Officials said on Tuesday they had agreed to look at reforms to institutions, but Hun Sen, the Southeast Asian country's long-standing prime minister, still rejected the idea of an independent inquiry into the July poll.
The comments came after Hun Sen met Sam Rainsy of the opposition Cambodia National Rescue Party (CNRP) for a second day of talks.
Meanwhile, a rally by supporters of the opposition went ahead on Tuesday without the violence seen at the weekend, when one man was shot and several injured.
We will not betray the will of the people. Democratic forces will vanquish acts of dictatorship.
Between 10 and 20,000 people gathered in a park in Cambodia's capital, Phnom Penh, for the final day of a three-day rally to protest against what they see as the rigging of the election.
Some had again defied the authorities by camping there overnight.
Emotions were running high when a 35-year-old monk poured petrol on himself while on stage in an apparent attempt to set himself on fire, but was stopped by onlookers.
"He is very emotional and he wants a solution to be reached more quickly," a senior opposition party official, Ho Vann, was quoted as saying.

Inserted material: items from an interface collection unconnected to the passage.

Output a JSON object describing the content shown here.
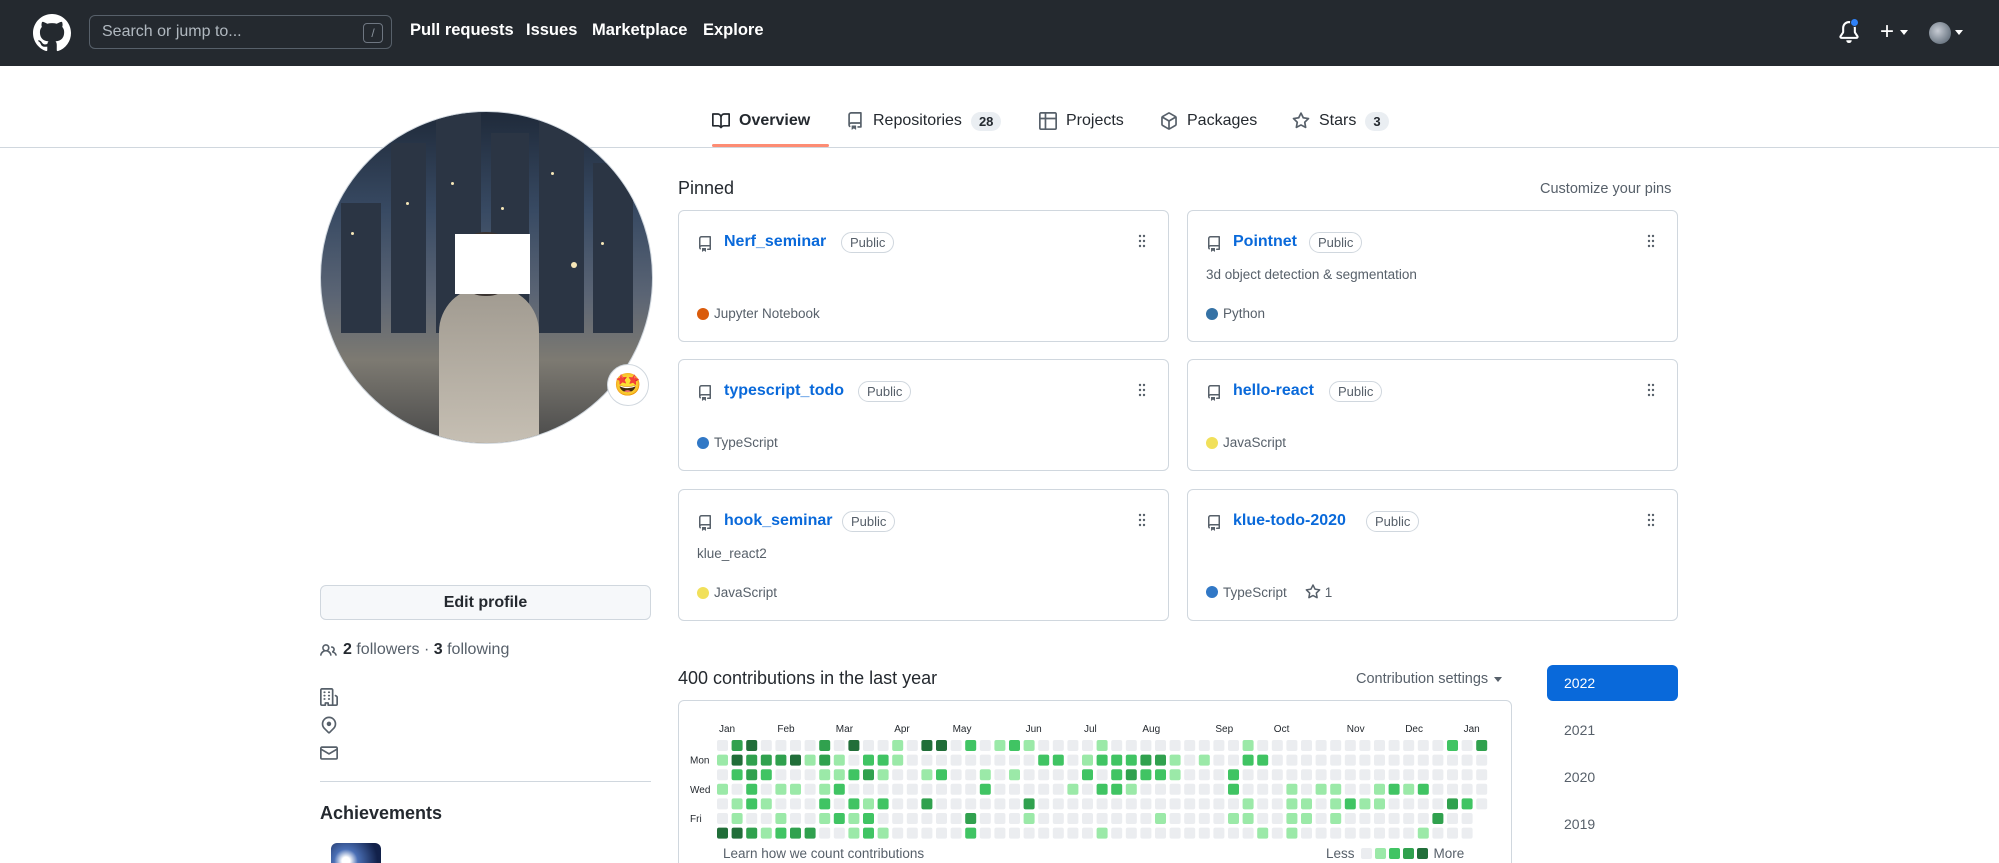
{
  "header": {
    "search_placeholder": "Search or jump to...",
    "search_key": "/",
    "nav": [
      "Pull requests",
      "Issues",
      "Marketplace",
      "Explore"
    ]
  },
  "tabs": [
    {
      "label": "Overview",
      "count": ""
    },
    {
      "label": "Repositories",
      "count": "28"
    },
    {
      "label": "Projects",
      "count": ""
    },
    {
      "label": "Packages",
      "count": ""
    },
    {
      "label": "Stars",
      "count": "3"
    }
  ],
  "profile": {
    "status_emoji": "🤩",
    "edit_label": "Edit profile",
    "followers": "2",
    "followers_label": "followers",
    "sep": "·",
    "following": "3",
    "following_label": "following",
    "achievements_title": "Achievements"
  },
  "pinned": {
    "title": "Pinned",
    "customize": "Customize your pins",
    "public_label": "Public",
    "repos": [
      {
        "name": "Nerf_seminar",
        "desc": "",
        "lang": "Jupyter Notebook",
        "color": "#DA5B0B",
        "stars": ""
      },
      {
        "name": "Pointnet",
        "desc": "3d object detection & segmentation",
        "lang": "Python",
        "color": "#3572A5",
        "stars": ""
      },
      {
        "name": "typescript_todo",
        "desc": "",
        "lang": "TypeScript",
        "color": "#3178C6",
        "stars": ""
      },
      {
        "name": "hello-react",
        "desc": "",
        "lang": "JavaScript",
        "color": "#F1E05A",
        "stars": ""
      },
      {
        "name": "hook_seminar",
        "desc": "klue_react2",
        "lang": "JavaScript",
        "color": "#F1E05A",
        "stars": ""
      },
      {
        "name": "klue-todo-2020",
        "desc": "",
        "lang": "TypeScript",
        "color": "#3178C6",
        "stars": "1"
      }
    ]
  },
  "contributions": {
    "title": "400 contributions in the last year",
    "settings_label": "Contribution settings",
    "months": [
      "Jan",
      "Feb",
      "Mar",
      "Apr",
      "May",
      "Jun",
      "Jul",
      "Aug",
      "Sep",
      "Oct",
      "Nov",
      "Dec",
      "Jan"
    ],
    "days": [
      "Mon",
      "Wed",
      "Fri"
    ],
    "learn": "Learn how we count contributions",
    "less": "Less",
    "more": "More",
    "level_colors": [
      "#ebedf0",
      "#9be9a8",
      "#40c463",
      "#30a14e",
      "#216e39"
    ]
  },
  "years": [
    "2022",
    "2021",
    "2020",
    "2019"
  ]
}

Politicians and party activists lined up to denounce the National Election Committee (NEC) and Hun Sen's Cambodian People's Party (CPP), which was awarded victory in the election with 68 seats in the 123-member parliament to the CNRP's 55.
"We will not betray the will of the people," Rainsy told the protesters.
"Democratic forces will vanquish acts of dictatorship."
The opposition has said it will try to paralyse the legislature by boycotting the opening session of parliament on September 23 unless the alleged poll irregularities are addressed.
But while officials said they had agreed to look at how future general elections are held, 61 year-old Hun Sen, who has vowed to rule until he is 74, rejected the demand for an investigation into the previous election.
Prak Sokhon, spokesman for the CPP, said the two sides had agreed on several points, and now had to discuss them with their respective party members before meeting again.
He said there was not yet 100 percent agreement, but some points had already been agreed upon.
Opposition leaders said on Tuesday they would launch further protests if talks did not yield a solution.
"We've come closer and closer to a solution. We expressed our opinions, we told each other about our objective to reform national institutions," Yim Sovann, a spokesman for CNRP, said.
"But there are so many problems that have been around for so long, so we need time to discuss them."